Navigating the Changing Immigrant Health Care Landscape in Immokalee, Florida

By Michele Bolduc

 
>>This piece originally ran in the Rural Geography News (Spring 2015) - You can access it here.
 
I am a PhD candidate at the University of Kentucky interested in the changing geographies of health and health care in rural places. My dissertation looks at four interrelated aspects of women’s health care delivery (availability, provision, accessibility, and utilization) in Immokalee—a migrant farmworker town in southwest Florida. Many of you are probably familiar with Immokalee, which became the site of a successful farmworker campaign in the late 1990s to reverse declining wages for laborers by working to get better prices on tomatoes from fast food
corporations. Despite these successes and ongoing efforts to increase the standard of living in Immokalee, however, severe socio-economic
disparities continue to plague farmworkers and their families.
 
My research looks specifically at the persistence of health disparities amongst Haitian women in Immokalee. Using semi-structured interviews, I explore women’s experiences of care, their barriers to accessing the care they need, and their spatial patterns of service utilization. In addition, I am interviewing local health care providers on their experiences providing care to Haitian women within the context of the issues associated with rural health care (such as a lack of specialists) and the changes ushered in by the Affordable Care Act. With the
help of my wonderful research assistant, China Pierrelus--a HaitianAmerican community health student who has been helping with translation
and outreach as she prepares to attend medical school--I have been able to complete about half of the interviews I plan to do with Haitian immigrant women and their health care providers. However, I was recently awarded a (much-needed) NSF DDRI grant, which has allowed me to do additional interviews on the topic of prenatal care through the summer.
 
Though I am only half way through the interviews, a few patterns in the data have already emerged. For example, most Haitian women have expressed that they face a number of financial barriers to obtaining quality care. Even the $20 required to be seen at the local community health center is often more than the women have to pay, considering the average family income of the women I have been interviewing is under $10,000 a year. Though most of these women would have benefited from an expansion of Medicaid under the ACA, Florida is one of the many states that refused to participate in the expansion. This means that many of the women I interviewed fall into the “donut hole” where they make too much money to qualify for the very limited Medicaid programs available in the state, but they also make too little money to qualify for a health insurance subsidy. In addition, many women have noted the lack of easy access to emergency/urgent care (an ongoing issue in many rural places). For the many women I have interviewed without access to a car, this means that they have to take two buses (a 2.5 - 3 hour process) to get to the nearest ER room in Naples.
 
These initial findings (and more!) will be shared at the upcoming AAG meeting in Chicago, and at the American Public Health Association meeting in the fall. For additional information about the study, please feel free to contact me at Michele.Bolduc@uky.edu.
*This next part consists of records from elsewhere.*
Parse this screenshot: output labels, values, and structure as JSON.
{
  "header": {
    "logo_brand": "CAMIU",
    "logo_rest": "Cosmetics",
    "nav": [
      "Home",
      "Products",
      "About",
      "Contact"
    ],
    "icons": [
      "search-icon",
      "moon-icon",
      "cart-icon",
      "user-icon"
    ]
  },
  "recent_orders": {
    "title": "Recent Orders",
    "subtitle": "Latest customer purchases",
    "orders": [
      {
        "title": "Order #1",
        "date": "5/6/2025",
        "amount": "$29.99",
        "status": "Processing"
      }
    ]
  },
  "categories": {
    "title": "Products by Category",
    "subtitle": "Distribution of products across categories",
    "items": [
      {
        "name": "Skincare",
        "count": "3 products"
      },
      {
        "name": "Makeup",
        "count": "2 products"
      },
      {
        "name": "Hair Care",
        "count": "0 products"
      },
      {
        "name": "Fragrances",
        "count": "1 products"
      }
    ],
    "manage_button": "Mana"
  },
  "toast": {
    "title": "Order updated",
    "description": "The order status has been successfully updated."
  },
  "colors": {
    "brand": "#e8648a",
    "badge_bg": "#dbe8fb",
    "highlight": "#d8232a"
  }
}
Photo: Bolduc (right) with Pierrelus 
 
X
Enter your linkblue username.
Enter your linkblue password.
Secure Login

This login is SSL protected

Loading